### EXTRACTED RECORDS
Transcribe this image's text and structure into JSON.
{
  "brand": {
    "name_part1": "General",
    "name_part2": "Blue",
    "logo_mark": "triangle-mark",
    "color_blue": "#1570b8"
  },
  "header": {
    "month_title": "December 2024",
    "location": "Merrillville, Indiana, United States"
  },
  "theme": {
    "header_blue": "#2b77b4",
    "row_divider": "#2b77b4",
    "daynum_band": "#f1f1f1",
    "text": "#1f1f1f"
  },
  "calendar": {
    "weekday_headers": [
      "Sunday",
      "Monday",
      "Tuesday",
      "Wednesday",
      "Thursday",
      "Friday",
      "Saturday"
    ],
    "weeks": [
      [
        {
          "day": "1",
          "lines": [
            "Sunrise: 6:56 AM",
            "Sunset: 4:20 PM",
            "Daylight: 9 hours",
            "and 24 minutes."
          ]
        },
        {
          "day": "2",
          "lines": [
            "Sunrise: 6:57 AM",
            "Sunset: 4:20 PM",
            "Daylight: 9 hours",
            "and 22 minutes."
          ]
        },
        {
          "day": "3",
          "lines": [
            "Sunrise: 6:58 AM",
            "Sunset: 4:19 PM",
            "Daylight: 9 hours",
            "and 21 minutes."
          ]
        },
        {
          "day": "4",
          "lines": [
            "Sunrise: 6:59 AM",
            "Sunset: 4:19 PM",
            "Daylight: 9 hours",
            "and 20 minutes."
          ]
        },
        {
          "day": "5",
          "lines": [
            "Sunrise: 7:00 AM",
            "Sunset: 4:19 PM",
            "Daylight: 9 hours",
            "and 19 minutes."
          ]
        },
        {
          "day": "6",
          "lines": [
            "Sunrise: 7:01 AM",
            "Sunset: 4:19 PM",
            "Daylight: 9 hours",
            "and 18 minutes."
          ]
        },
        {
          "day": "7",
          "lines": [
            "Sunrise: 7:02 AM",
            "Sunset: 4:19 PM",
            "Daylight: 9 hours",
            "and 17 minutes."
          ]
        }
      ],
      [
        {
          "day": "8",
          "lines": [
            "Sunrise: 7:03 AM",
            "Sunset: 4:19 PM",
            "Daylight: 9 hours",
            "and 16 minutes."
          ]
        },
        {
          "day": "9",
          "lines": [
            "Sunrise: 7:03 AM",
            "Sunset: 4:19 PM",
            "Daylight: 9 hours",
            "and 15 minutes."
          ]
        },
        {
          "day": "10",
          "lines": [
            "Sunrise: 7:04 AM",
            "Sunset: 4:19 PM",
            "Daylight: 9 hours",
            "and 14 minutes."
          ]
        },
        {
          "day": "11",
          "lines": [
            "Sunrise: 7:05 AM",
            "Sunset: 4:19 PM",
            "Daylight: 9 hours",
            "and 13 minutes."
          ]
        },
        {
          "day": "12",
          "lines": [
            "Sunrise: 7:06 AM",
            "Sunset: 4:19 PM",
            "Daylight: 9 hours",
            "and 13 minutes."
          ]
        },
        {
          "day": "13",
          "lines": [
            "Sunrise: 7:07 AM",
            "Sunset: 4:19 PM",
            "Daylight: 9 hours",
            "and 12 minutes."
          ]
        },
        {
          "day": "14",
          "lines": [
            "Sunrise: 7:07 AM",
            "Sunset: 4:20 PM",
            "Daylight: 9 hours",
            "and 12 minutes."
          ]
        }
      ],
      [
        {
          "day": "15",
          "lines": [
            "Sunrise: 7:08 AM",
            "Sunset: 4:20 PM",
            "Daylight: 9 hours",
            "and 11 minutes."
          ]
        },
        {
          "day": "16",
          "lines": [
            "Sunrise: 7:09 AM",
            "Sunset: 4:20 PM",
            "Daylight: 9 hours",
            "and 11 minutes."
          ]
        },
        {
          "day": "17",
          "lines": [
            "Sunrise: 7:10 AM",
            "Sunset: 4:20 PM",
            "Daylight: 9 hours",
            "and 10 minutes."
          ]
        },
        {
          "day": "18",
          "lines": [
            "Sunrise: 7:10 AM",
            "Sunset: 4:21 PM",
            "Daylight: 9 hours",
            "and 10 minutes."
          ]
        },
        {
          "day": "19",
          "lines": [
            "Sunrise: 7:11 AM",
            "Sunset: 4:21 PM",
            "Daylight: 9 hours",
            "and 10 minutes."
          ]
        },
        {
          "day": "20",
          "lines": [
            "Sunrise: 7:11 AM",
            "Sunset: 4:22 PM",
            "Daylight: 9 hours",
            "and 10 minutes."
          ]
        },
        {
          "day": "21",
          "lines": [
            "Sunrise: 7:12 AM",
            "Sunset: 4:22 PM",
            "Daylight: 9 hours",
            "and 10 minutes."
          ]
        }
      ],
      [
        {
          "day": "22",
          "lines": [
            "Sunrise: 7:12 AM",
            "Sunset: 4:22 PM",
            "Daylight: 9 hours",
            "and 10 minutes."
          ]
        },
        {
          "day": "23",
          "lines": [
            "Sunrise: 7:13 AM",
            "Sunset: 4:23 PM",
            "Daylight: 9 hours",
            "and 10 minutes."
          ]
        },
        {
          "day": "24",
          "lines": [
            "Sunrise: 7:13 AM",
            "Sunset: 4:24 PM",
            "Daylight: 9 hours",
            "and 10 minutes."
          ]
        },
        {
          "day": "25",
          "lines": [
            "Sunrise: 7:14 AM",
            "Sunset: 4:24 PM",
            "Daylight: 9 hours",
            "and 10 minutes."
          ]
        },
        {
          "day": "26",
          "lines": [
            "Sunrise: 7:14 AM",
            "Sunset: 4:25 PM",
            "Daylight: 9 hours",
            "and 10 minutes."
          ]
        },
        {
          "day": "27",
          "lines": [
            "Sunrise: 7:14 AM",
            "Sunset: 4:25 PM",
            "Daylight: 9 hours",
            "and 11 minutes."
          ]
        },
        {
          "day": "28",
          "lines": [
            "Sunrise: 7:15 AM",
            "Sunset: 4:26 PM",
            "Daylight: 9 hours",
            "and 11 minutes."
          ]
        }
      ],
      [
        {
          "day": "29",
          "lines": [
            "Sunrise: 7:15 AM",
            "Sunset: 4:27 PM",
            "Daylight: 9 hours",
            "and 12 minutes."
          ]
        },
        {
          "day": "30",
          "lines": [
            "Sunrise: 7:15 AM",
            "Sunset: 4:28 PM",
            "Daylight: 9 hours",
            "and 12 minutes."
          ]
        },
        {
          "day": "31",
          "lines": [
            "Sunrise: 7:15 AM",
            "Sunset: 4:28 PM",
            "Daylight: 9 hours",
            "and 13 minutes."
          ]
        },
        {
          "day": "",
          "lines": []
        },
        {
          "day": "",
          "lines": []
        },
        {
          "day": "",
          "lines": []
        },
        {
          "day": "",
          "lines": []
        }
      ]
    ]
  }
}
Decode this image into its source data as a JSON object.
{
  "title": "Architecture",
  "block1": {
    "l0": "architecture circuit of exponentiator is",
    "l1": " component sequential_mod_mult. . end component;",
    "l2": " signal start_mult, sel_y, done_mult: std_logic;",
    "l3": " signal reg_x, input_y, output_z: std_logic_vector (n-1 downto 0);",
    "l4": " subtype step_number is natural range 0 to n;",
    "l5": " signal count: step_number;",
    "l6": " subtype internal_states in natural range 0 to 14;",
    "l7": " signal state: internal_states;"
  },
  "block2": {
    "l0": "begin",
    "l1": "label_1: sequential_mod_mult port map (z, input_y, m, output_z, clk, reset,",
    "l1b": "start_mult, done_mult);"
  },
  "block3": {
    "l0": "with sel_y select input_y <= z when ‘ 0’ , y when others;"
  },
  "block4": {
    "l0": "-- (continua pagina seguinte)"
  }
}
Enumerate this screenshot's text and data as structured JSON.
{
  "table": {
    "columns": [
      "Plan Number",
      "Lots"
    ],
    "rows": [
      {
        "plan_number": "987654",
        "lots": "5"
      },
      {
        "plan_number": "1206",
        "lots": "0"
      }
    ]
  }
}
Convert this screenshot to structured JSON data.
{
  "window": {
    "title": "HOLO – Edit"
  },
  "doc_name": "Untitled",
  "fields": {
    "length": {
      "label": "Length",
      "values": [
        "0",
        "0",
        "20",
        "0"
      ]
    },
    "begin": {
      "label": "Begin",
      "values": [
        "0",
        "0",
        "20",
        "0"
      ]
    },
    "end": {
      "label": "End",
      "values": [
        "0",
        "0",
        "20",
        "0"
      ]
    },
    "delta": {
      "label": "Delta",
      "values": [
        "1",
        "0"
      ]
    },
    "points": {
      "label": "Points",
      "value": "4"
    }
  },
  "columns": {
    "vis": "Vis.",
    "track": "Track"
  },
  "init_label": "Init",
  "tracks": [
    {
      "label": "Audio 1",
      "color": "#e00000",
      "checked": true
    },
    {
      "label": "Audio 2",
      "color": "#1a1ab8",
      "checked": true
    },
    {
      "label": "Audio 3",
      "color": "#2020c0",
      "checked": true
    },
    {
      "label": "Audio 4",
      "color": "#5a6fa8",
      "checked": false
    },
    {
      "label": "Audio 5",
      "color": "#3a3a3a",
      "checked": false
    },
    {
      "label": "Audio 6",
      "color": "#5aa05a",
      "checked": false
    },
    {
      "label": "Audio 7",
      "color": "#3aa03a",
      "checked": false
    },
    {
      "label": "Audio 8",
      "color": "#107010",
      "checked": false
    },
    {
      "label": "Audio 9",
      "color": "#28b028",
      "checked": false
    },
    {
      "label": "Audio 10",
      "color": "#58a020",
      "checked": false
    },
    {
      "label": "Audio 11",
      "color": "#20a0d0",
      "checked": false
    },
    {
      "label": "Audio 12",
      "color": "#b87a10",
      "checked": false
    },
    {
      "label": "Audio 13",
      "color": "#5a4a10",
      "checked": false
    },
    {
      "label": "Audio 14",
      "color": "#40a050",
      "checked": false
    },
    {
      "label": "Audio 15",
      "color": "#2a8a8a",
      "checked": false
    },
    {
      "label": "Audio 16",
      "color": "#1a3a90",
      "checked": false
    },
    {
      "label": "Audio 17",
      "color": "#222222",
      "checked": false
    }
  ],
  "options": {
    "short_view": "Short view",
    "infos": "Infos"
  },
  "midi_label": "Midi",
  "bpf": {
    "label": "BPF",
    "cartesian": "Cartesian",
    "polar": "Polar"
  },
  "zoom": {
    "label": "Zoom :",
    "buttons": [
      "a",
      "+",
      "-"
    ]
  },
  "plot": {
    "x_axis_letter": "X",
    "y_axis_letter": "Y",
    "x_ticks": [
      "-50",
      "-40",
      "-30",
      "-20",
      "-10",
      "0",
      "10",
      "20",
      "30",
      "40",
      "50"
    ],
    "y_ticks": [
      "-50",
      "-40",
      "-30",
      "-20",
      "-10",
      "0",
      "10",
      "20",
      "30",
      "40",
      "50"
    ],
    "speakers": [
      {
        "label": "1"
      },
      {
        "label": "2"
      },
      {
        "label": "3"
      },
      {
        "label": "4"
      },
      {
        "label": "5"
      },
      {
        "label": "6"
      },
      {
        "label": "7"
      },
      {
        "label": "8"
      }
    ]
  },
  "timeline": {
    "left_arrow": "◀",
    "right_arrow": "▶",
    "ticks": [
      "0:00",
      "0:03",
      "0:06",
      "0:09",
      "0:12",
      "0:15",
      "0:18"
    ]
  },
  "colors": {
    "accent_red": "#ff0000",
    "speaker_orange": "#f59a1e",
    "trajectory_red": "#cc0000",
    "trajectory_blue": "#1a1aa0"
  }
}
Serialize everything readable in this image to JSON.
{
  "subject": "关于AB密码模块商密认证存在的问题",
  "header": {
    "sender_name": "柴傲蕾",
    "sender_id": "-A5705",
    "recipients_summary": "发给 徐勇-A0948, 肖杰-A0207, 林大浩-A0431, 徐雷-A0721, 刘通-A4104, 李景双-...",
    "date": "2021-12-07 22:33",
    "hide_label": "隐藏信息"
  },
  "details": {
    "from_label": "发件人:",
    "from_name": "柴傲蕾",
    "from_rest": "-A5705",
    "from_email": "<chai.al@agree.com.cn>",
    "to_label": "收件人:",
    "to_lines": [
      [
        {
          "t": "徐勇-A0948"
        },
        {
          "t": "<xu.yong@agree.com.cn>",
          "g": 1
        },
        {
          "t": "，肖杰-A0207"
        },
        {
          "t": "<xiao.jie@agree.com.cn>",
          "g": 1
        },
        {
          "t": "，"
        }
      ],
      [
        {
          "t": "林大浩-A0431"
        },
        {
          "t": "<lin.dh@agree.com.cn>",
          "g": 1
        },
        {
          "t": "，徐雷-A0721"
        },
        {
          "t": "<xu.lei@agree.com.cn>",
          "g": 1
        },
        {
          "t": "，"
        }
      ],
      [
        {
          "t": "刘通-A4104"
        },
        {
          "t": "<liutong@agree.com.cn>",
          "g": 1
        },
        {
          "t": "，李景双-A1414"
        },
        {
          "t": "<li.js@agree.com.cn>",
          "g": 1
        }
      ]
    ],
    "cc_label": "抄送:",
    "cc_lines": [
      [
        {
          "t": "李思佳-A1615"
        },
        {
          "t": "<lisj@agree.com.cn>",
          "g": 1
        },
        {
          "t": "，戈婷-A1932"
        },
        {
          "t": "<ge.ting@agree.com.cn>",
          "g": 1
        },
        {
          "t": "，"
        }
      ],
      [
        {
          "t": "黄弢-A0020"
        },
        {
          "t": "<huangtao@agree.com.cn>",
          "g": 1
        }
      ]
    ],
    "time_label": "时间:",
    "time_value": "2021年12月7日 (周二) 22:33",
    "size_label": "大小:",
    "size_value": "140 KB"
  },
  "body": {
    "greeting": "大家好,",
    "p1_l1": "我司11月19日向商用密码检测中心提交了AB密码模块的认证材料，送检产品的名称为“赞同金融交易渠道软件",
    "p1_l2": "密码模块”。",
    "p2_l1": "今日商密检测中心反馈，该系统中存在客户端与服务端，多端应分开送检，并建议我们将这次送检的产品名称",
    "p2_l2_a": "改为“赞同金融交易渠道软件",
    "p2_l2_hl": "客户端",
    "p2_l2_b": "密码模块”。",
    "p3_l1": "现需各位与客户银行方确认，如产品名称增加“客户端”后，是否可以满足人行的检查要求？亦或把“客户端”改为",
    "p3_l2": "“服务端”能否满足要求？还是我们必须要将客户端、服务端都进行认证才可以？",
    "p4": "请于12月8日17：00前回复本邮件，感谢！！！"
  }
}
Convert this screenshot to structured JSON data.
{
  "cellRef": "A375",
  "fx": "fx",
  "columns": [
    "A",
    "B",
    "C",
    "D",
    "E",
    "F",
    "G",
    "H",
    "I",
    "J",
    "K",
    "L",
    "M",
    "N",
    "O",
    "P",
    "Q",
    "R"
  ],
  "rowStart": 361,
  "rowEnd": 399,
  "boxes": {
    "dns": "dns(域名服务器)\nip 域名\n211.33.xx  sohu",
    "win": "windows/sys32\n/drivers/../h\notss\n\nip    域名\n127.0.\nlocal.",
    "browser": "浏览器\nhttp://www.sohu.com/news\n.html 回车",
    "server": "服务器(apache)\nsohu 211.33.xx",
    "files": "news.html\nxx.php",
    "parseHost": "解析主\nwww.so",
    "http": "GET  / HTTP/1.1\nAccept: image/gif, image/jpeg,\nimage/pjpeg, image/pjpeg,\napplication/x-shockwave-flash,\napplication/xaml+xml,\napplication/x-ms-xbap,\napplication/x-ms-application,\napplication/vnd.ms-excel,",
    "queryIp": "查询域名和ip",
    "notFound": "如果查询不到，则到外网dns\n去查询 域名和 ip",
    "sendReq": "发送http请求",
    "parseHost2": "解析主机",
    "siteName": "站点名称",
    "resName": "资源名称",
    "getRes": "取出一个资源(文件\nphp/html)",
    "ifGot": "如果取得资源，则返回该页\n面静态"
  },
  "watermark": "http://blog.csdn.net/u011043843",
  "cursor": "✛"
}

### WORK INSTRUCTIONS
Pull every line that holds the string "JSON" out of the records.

### RESULT OF THIS TASK
Transcribe this image's text and structure into JSON.
Decode this image into its source data as a JSON object.
Enumerate this screenshot's text and data as structured JSON.
Convert this screenshot to structured JSON data.
Serialize everything readable in this image to JSON.
Convert this screenshot to structured JSON data.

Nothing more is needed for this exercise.